#### Task to complete:
In the data below, find every line with the word "title" and copy it.

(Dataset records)

----------------

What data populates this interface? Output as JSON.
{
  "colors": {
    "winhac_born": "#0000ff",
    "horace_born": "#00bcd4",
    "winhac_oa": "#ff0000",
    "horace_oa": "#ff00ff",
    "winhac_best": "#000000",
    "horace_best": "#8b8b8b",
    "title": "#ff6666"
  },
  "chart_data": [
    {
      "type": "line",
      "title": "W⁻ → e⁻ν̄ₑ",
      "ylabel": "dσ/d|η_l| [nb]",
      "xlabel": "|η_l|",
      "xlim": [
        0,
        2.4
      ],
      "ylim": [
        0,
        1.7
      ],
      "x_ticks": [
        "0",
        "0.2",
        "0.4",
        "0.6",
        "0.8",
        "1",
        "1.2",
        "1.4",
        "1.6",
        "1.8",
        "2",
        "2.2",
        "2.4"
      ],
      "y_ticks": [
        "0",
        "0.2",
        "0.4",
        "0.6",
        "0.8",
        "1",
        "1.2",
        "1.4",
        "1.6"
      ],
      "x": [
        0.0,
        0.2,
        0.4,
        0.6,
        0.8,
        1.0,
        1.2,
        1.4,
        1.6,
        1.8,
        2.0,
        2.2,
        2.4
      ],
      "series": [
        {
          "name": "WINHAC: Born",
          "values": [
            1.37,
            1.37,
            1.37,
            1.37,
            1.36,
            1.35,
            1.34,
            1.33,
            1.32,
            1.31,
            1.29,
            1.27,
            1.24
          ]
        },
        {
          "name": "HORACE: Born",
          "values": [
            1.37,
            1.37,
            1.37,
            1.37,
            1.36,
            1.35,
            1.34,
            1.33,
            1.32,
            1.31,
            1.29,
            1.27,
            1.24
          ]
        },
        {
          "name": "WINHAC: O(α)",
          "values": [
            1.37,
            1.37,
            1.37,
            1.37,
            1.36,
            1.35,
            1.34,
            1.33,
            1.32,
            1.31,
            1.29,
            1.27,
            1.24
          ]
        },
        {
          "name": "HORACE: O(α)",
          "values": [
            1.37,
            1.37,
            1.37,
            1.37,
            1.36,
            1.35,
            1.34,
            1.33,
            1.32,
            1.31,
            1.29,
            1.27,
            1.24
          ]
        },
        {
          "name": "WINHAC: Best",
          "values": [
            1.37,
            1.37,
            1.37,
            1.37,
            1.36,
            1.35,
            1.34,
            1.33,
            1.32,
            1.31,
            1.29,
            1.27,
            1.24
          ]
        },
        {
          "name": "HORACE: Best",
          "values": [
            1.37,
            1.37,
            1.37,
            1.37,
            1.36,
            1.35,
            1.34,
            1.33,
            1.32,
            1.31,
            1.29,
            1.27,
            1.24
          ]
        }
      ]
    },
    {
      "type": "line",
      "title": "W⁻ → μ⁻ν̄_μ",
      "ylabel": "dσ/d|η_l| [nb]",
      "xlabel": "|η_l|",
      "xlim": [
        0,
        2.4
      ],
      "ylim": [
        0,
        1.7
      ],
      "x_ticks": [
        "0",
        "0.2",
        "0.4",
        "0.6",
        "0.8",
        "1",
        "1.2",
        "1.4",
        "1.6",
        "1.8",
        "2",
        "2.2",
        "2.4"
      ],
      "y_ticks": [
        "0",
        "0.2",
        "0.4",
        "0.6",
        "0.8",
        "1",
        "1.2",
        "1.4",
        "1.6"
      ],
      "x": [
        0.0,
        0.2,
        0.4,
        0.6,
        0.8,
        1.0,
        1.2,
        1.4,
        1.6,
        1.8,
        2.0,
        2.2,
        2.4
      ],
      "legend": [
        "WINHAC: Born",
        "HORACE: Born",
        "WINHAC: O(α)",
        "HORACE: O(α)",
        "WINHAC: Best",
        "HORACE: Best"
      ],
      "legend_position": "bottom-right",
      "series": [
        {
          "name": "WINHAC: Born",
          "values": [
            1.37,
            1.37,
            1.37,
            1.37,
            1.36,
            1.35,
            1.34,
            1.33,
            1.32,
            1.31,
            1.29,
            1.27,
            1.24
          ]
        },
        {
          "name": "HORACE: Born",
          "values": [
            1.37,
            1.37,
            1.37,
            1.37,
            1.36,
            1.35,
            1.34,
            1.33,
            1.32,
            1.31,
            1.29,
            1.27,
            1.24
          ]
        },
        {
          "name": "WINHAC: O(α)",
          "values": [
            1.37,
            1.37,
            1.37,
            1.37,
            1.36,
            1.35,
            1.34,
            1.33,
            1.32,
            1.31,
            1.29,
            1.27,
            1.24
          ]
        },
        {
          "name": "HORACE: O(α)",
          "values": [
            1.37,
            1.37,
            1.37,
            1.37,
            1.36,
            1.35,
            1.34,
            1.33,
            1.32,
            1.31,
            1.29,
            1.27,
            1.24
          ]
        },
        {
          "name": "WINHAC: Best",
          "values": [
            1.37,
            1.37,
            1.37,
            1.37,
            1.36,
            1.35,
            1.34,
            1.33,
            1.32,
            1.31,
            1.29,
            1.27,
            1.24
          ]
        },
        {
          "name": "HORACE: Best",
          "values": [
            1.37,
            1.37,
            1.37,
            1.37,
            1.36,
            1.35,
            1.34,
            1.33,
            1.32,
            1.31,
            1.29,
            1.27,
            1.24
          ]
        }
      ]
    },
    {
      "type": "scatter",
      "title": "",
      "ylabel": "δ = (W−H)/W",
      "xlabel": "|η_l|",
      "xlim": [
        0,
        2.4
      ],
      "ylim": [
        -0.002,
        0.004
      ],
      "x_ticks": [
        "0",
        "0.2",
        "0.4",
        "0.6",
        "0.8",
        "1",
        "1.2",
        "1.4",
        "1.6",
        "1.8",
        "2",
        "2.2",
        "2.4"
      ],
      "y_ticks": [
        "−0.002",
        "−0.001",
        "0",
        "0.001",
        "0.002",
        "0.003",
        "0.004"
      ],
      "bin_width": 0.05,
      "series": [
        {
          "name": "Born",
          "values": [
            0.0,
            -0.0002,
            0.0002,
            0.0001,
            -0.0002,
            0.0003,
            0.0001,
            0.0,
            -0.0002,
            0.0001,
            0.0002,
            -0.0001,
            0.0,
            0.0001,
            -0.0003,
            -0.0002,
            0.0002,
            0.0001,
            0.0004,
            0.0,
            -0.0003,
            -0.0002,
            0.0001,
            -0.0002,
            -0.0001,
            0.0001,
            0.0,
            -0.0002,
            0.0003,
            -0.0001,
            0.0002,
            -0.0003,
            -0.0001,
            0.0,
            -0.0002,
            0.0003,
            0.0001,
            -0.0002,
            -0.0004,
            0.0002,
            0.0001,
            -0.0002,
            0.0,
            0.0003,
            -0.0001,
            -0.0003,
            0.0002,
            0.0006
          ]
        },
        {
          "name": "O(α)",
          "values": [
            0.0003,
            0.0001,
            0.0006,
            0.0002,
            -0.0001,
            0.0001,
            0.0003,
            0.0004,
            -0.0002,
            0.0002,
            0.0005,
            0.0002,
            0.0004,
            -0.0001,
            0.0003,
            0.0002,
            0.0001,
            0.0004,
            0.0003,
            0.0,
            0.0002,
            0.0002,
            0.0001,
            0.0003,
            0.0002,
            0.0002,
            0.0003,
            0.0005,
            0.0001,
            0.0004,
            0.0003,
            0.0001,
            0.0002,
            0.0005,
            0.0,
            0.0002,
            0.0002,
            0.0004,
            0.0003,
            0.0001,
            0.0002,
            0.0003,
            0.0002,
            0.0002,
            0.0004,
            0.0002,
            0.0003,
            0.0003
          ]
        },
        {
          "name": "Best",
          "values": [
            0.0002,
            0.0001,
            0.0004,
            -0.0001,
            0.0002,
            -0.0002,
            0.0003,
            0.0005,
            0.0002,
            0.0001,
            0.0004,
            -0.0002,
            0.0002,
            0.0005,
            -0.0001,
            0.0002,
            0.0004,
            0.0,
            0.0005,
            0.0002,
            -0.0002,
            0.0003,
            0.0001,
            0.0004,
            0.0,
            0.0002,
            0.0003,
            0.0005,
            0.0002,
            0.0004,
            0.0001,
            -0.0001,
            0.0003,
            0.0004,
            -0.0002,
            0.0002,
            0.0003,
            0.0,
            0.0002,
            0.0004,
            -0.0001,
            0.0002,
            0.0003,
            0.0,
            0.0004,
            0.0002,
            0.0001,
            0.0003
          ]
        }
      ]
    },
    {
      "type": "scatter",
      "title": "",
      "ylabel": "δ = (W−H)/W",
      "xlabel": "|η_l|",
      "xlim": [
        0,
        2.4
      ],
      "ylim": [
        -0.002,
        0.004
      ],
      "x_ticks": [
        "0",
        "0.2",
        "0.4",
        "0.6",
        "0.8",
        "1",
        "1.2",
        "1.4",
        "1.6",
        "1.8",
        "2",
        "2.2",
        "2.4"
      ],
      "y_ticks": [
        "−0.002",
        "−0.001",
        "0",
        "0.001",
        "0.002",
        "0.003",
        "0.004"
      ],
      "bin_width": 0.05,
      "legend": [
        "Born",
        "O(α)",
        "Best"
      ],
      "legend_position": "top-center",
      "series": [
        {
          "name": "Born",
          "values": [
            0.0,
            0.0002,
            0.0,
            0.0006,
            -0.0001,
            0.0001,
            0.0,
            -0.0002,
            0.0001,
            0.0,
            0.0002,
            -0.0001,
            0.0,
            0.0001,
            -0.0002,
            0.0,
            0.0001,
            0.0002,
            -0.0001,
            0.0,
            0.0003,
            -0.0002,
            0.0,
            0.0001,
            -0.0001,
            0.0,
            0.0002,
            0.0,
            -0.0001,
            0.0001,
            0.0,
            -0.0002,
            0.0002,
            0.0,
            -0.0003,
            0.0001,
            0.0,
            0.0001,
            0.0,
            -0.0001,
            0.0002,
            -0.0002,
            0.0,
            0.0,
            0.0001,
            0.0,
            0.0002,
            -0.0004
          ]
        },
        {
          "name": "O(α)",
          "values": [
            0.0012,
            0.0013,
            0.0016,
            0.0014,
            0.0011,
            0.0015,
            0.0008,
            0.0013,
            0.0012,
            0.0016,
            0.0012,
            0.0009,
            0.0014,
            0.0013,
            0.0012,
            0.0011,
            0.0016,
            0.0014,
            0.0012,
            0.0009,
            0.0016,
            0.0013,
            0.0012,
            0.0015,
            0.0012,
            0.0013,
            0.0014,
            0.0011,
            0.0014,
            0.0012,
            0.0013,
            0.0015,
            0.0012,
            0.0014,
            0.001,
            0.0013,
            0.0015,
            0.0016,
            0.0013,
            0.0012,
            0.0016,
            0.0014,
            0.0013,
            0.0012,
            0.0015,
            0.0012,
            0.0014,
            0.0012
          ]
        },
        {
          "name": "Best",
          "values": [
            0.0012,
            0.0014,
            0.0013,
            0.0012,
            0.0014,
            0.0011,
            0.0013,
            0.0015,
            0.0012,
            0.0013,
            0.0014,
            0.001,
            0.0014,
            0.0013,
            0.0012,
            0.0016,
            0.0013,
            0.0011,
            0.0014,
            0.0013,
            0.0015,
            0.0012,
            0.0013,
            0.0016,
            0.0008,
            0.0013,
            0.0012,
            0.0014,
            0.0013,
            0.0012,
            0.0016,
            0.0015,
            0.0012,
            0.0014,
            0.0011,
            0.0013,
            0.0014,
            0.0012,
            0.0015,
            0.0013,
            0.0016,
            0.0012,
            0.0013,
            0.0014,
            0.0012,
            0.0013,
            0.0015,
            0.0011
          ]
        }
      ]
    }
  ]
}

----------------

#### Result of this task:
    "title": "#ff6666"
      "title": "W⁻ → e⁻ν̄ₑ",
      "title": "W⁻ → μ⁻ν̄_μ",
      "title": "",
      "title": "",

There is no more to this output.